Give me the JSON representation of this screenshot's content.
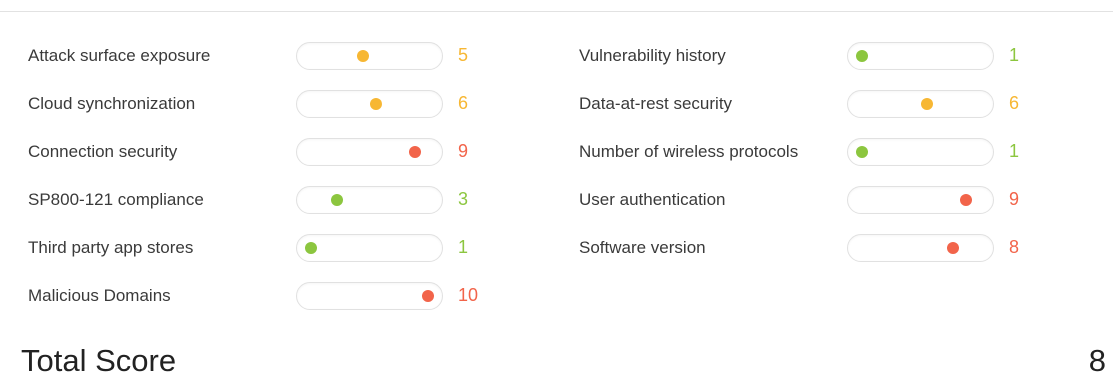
{
  "colors": {
    "low": "#8cc63f",
    "medium": "#f7b733",
    "high": "#f2644a"
  },
  "scale": {
    "min": 1,
    "max": 10
  },
  "metrics_left": [
    {
      "label": "Attack surface exposure",
      "value": "5",
      "level": "medium"
    },
    {
      "label": "Cloud synchronization",
      "value": "6",
      "level": "medium"
    },
    {
      "label": "Connection security",
      "value": "9",
      "level": "high"
    },
    {
      "label": "SP800-121 compliance",
      "value": "3",
      "level": "low"
    },
    {
      "label": "Third party app stores",
      "value": "1",
      "level": "low"
    },
    {
      "label": "Malicious Domains",
      "value": "10",
      "level": "high"
    }
  ],
  "metrics_right": [
    {
      "label": "Vulnerability history",
      "value": "1",
      "level": "low"
    },
    {
      "label": "Data-at-rest security",
      "value": "6",
      "level": "medium"
    },
    {
      "label": "Number of wireless protocols",
      "value": "1",
      "level": "low"
    },
    {
      "label": "User authentication",
      "value": "9",
      "level": "high"
    },
    {
      "label": "Software version",
      "value": "8",
      "level": "high"
    }
  ],
  "total": {
    "label": "Total Score",
    "value": "8"
  }
}
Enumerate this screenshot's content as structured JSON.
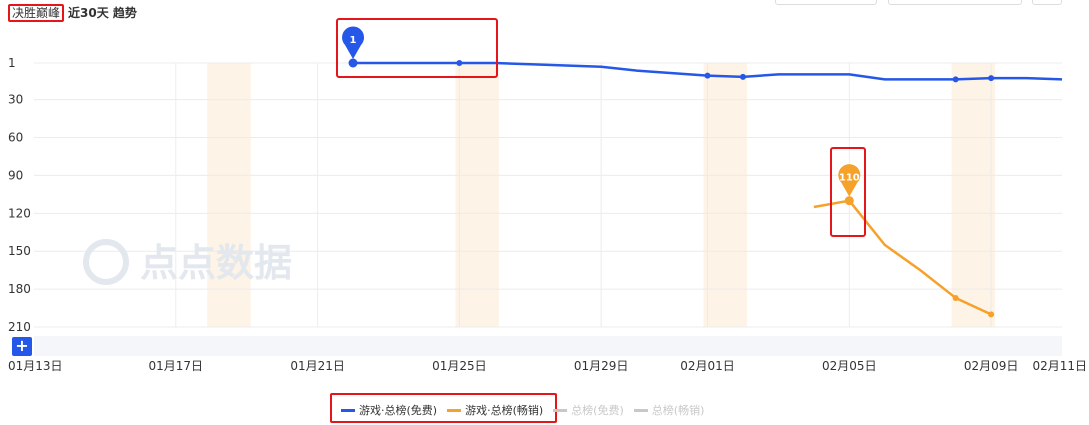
{
  "header": {
    "app_name": "决胜巅峰",
    "period": "近30天 趋势"
  },
  "watermark": "点点数据",
  "zoom_button": "+",
  "colors": {
    "free": "#2557e8",
    "grossing": "#f5a12a",
    "inactive": "#c8c8c8",
    "highlight_box": "#e4161b",
    "band": "#fdf3e6"
  },
  "chart_data": {
    "type": "line",
    "x_tick_labels": [
      "01月13日",
      "01月17日",
      "01月21日",
      "01月25日",
      "01月29日",
      "02月01日",
      "02月05日",
      "02月09日",
      "02月11日"
    ],
    "x_range": [
      "01-13",
      "02-11"
    ],
    "y_tick_labels": [
      "1",
      "30",
      "60",
      "90",
      "120",
      "150",
      "180",
      "210"
    ],
    "y_range": [
      1,
      210
    ],
    "y_inverted": true,
    "grid": true,
    "legend_position": "bottom",
    "weekend_bands": [
      [
        "01-18",
        "01-19"
      ],
      [
        "01-25",
        "01-26"
      ],
      [
        "02-01",
        "02-02"
      ],
      [
        "02-08",
        "02-09"
      ]
    ],
    "series": [
      {
        "name": "游戏·总榜(免费)",
        "x": [
          "01-22",
          "01-25",
          "01-26",
          "01-27",
          "01-28",
          "01-29",
          "01-30",
          "01-31",
          "02-01",
          "02-02",
          "02-03",
          "02-04",
          "02-05",
          "02-06",
          "02-07",
          "02-08",
          "02-09",
          "02-10",
          "02-11"
        ],
        "y": [
          1,
          1,
          1,
          2,
          3,
          4,
          7,
          9,
          11,
          12,
          10,
          10,
          10,
          14,
          14,
          14,
          13,
          13,
          14
        ],
        "markers": [
          "01-22",
          "01-25",
          "02-01",
          "02-02",
          "02-08",
          "02-09"
        ],
        "peak_label": {
          "x": "01-22",
          "value": "1"
        }
      },
      {
        "name": "游戏·总榜(畅销)",
        "x": [
          "02-04",
          "02-05",
          "02-06",
          "02-07",
          "02-08",
          "02-09"
        ],
        "y": [
          115,
          110,
          145,
          165,
          187,
          200
        ],
        "markers": [
          "02-05",
          "02-08",
          "02-09"
        ],
        "peak_label": {
          "x": "02-05",
          "value": "110"
        }
      },
      {
        "name": "总榜(免费)",
        "x": [],
        "y": [],
        "inactive": true
      },
      {
        "name": "总榜(畅销)",
        "x": [],
        "y": [],
        "inactive": true
      }
    ]
  }
}
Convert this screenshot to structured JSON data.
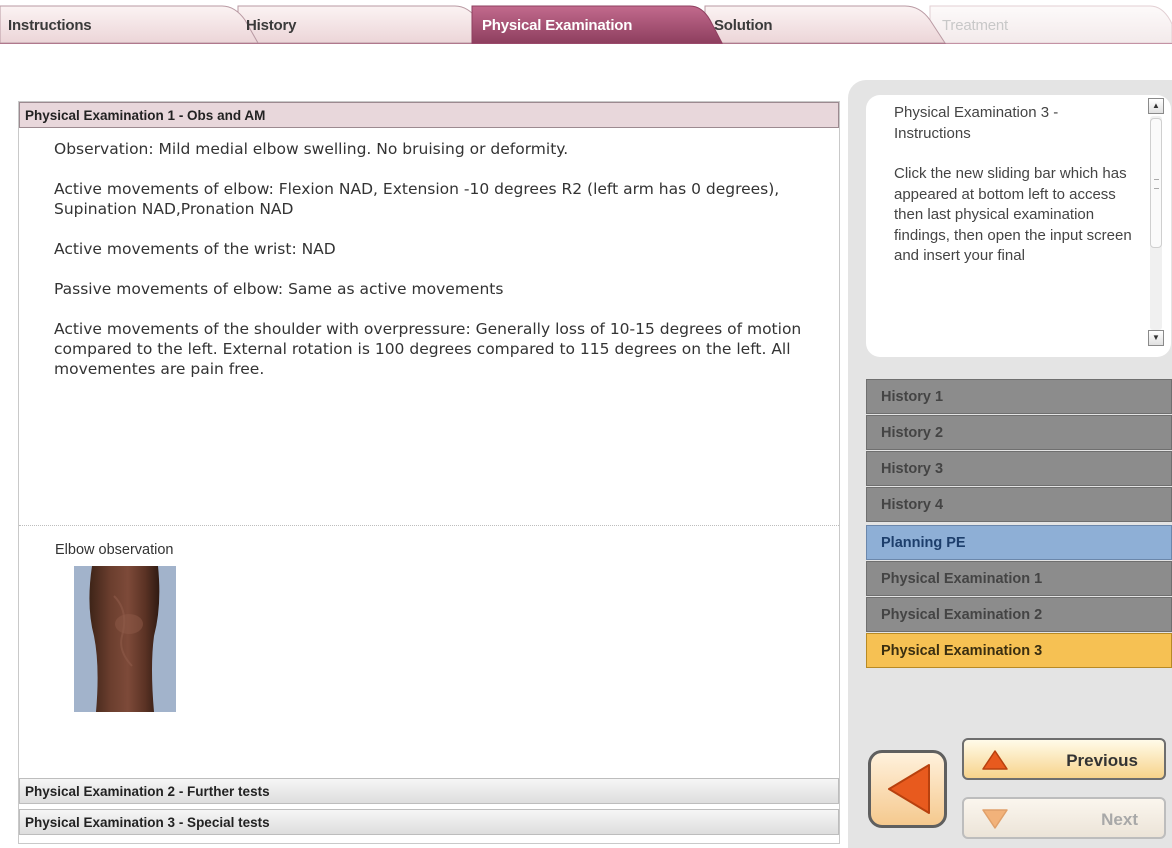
{
  "tabs": [
    {
      "label": "Instructions",
      "state": "normal"
    },
    {
      "label": "History",
      "state": "normal"
    },
    {
      "label": "Physical Examination",
      "state": "active"
    },
    {
      "label": "Solution",
      "state": "normal"
    },
    {
      "label": "Treatment",
      "state": "disabled"
    }
  ],
  "main": {
    "section1_title": "Physical Examination 1 - Obs and AM",
    "paragraphs": [
      "Observation: Mild medial elbow swelling. No bruising or deformity.",
      "Active movements of elbow: Flexion NAD, Extension -10 degrees R2 (left arm has 0 degrees), Supination NAD,Pronation NAD",
      "Active movements of the wrist: NAD",
      "Passive movements of elbow: Same as active movements",
      "Active movements of the shoulder with overpressure: Generally loss of 10-15 degrees of motion compared to the left. External rotation is 100 degrees compared to 115 degrees on the left. All movementes are pain free."
    ],
    "image_caption": "Elbow observation",
    "section2_title": "Physical Examination 2 - Further tests",
    "section3_title": "Physical Examination 3 - Special tests"
  },
  "instructions": {
    "title": "Physical Examination 3 - Instructions",
    "body": "Click the new sliding bar which has appeared at bottom left to access then last physical examination findings, then open the input screen and insert your final"
  },
  "nav": [
    {
      "label": "History 1",
      "state": "grey"
    },
    {
      "label": "History 2",
      "state": "grey"
    },
    {
      "label": "History 3",
      "state": "grey"
    },
    {
      "label": "History 4",
      "state": "grey"
    },
    {
      "label": "Planning PE",
      "state": "blue"
    },
    {
      "label": "Physical Examination 1",
      "state": "grey"
    },
    {
      "label": "Physical Examination 2",
      "state": "grey"
    },
    {
      "label": "Physical Examination 3",
      "state": "active"
    }
  ],
  "buttons": {
    "previous": "Previous",
    "next": "Next"
  },
  "colors": {
    "active_tab": "#a65577",
    "highlight": "#f6c153",
    "planning": "#8eafd6",
    "arrow": "#e85a1e"
  }
}
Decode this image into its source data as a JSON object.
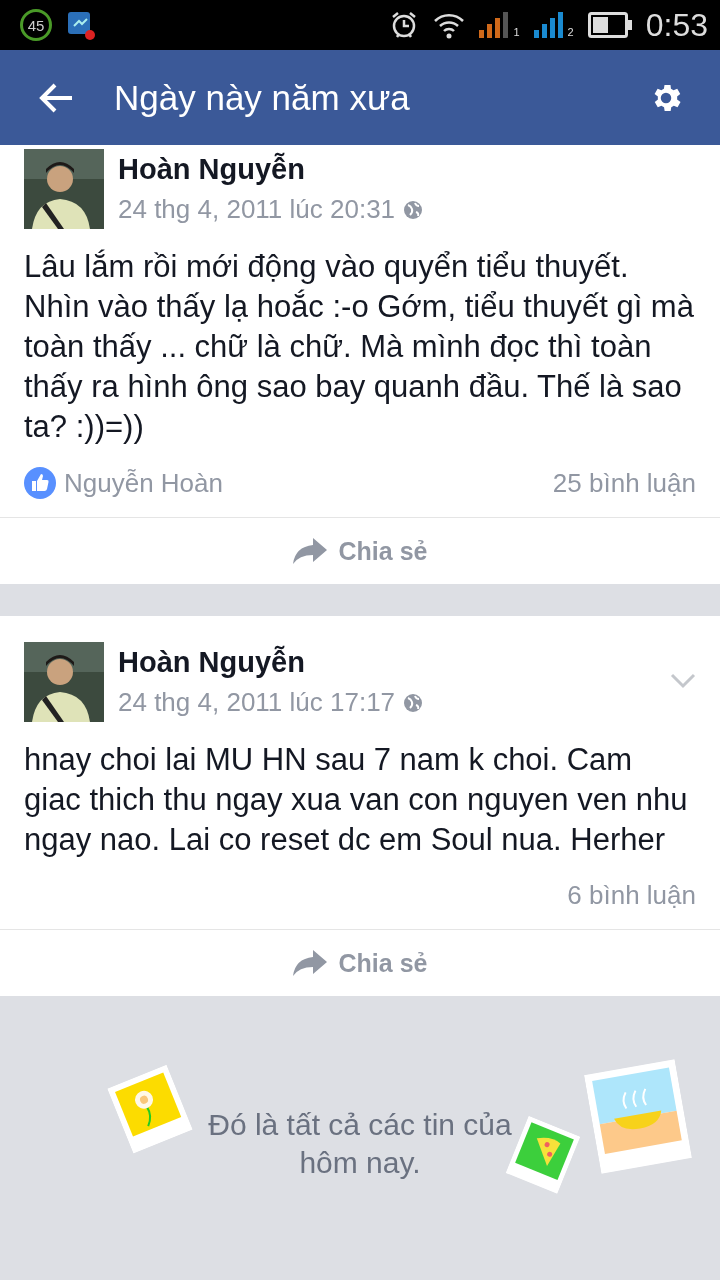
{
  "status_bar": {
    "battery_saver": "45",
    "sim_labels": [
      "1",
      "2"
    ],
    "time": "0:53"
  },
  "app_bar": {
    "title": "Ngày này năm xưa"
  },
  "posts": [
    {
      "author": "Hoàn Nguyễn",
      "time": "24 thg 4, 2011 lúc 20:31",
      "text": "Lâu lắm rồi mới động vào quyển tiểu thuyết. Nhìn vào thấy lạ hoắc :-o Gớm, tiểu thuyết gì mà toàn thấy ... chữ là chữ. Mà mình đọc thì toàn thấy ra hình ông sao bay quanh đầu. Thế là sao ta? :))=))",
      "likes": "Nguyễn Hoàn",
      "comments": "25 bình luận",
      "share": "Chia sẻ",
      "has_menu": false
    },
    {
      "author": "Hoàn Nguyễn",
      "time": "24 thg 4, 2011 lúc 17:17",
      "text": "hnay choi lai MU HN sau 7 nam k choi. Cam giac thich thu ngay xua van con nguyen ven nhu ngay nao. Lai co reset dc em Soul nua. Herher",
      "comments": "6 bình luận",
      "share": "Chia sẻ",
      "has_menu": true
    }
  ],
  "footer": {
    "message": "Đó là tất cả các tin của hôm nay."
  }
}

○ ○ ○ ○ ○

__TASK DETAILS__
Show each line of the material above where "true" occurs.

__RESULT FOR THIS EXERCISE__
    "y_inverted": true,
    "grid": true,
        "inactive": true
        "inactive": true
      "has_menu": true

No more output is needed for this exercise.